  4. Monitor equipment. Check dissolved oxygen, pH, and temperature. These affect microbial activity in the biofilm.

Also, check physical conditions of components such as blowers, valves, and pumps. Don’t overfeed organic substrates or add harmful chemicals that could hurt biological activity.

To prolong service life and maintain MBBR efficiency:

  • Don’t use harsh cleaning agents.
  • Have spare parts onsite.
  • Educate operators about treatment chemistry.

By doing regular maintenance tasks on your MBBR system, you’ll save energy by keeping it running efficiently. Plus, you’ll avoid larger repairs later due to small repairs earlier.

De-mystifying MBBR aeration system issues is like being a detective – but with bubbles instead of smoking guns.

Troubleshooting Common Issues

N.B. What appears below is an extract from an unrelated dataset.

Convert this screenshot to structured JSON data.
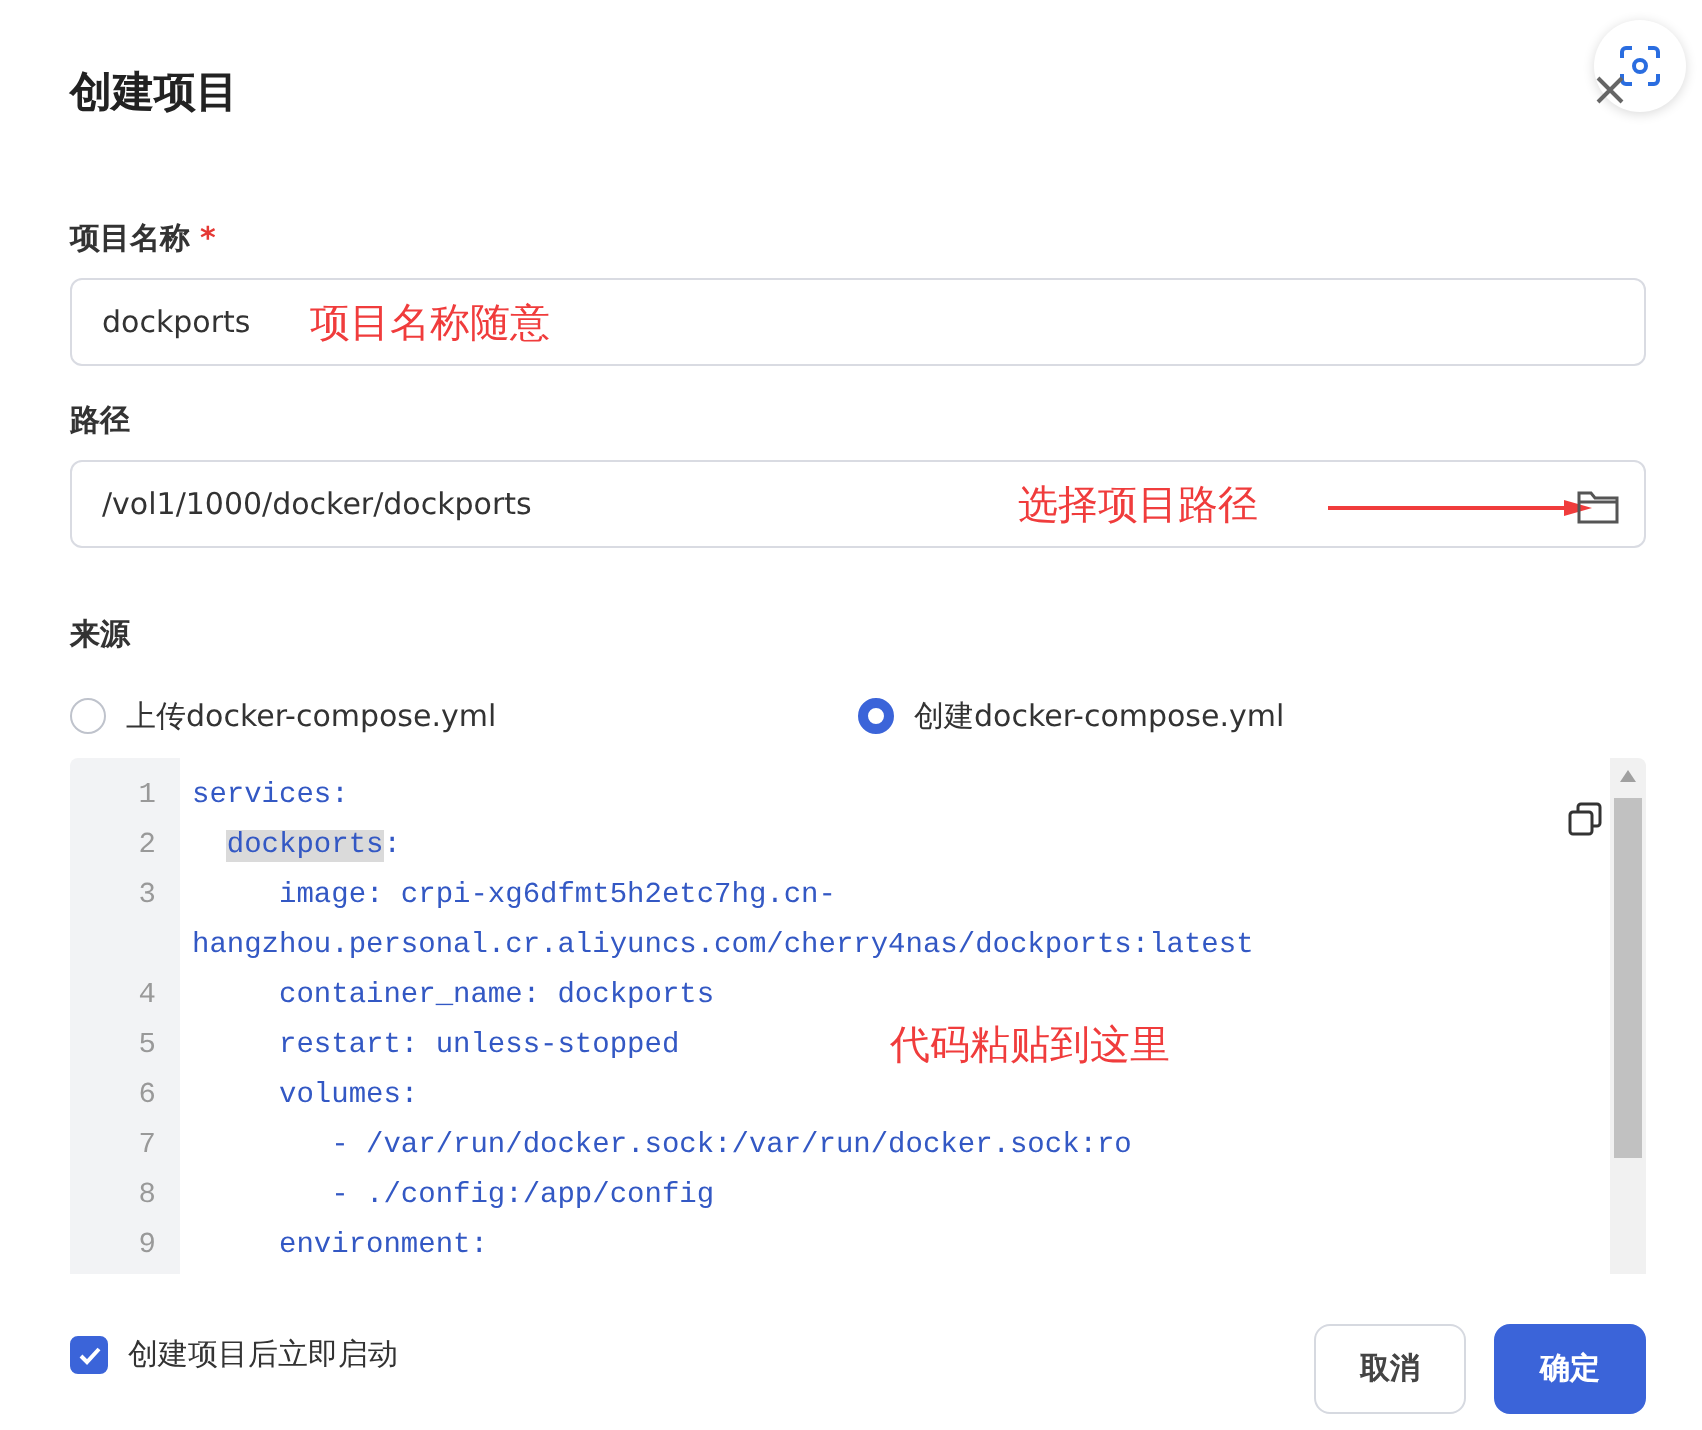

Operating an MBBR aeration system? Be aware of potential issues. Need help troubleshooting? Here’s what to do:

  • Check for clogs in the diffusers.
  • Inspect blower performance and connections.
  • Clean coarse and fine bubble diffusers manually.
  • Regularly monitor oxygen levels.
  • Test pH levels and adjust with CO2 or caustic soda solutions.

Note: Every system is different, so these steps may not cover all problems. When cleaning manually, use soft materials like netting or algae scrapers – not brushes or harsh chemicals.

Example: A wastewater treatment plant in California had oxygen transfer deficiencies. Standard troubleshooting didn’t work. It turned out someone tampered with the blower intake silencer, causing airflow restriction. The team fixed the issue by cleaning debris and checking filters for free airflow.

Upgrade your MBBR system now and be the envy of all your wastewater treatment plant friends!

Upgrading and Retrofitting MBBR Aeration System

The MBBR (Moving Bed Biofilm Reactor) aeration system is a key part of wastewater treatment plants. Upgrading and retrofitting it involves replacing or adding equipment to improve the process.

To upgrade and retrofit the MBBR aeration system, cost, energy consumption, and compatibility with existing equipment should be taken into account. Here is a table that shows some factors to consider:

Factors Description
Equipment cost Cost required to purchase or replace equipment
Energy savings Reduced energy consumption after upgrading
Compatibility Ability to integrate new equipment with existing hardware
Maintenance The frequency and nature of maintenance activities needed

Other technical considerations such as environmental regulations, performance requirements, safety concerns should also be evaluated.

Upgrading and retrofitting the MBBR aeration system can result in higher throughput capacity, better energy efficiency, and reduced maintenance costs in the long run. Delaying upgradation can lead to reduced plant efficiency and increased risk of environmental pollution.

Therefore, wastewater treatment plant managers must keep their equipment updated with the appropriate upgrades and retrofits. This helps protect public health interests by efficiently treating wastewater before it is discharged into natural water bodies.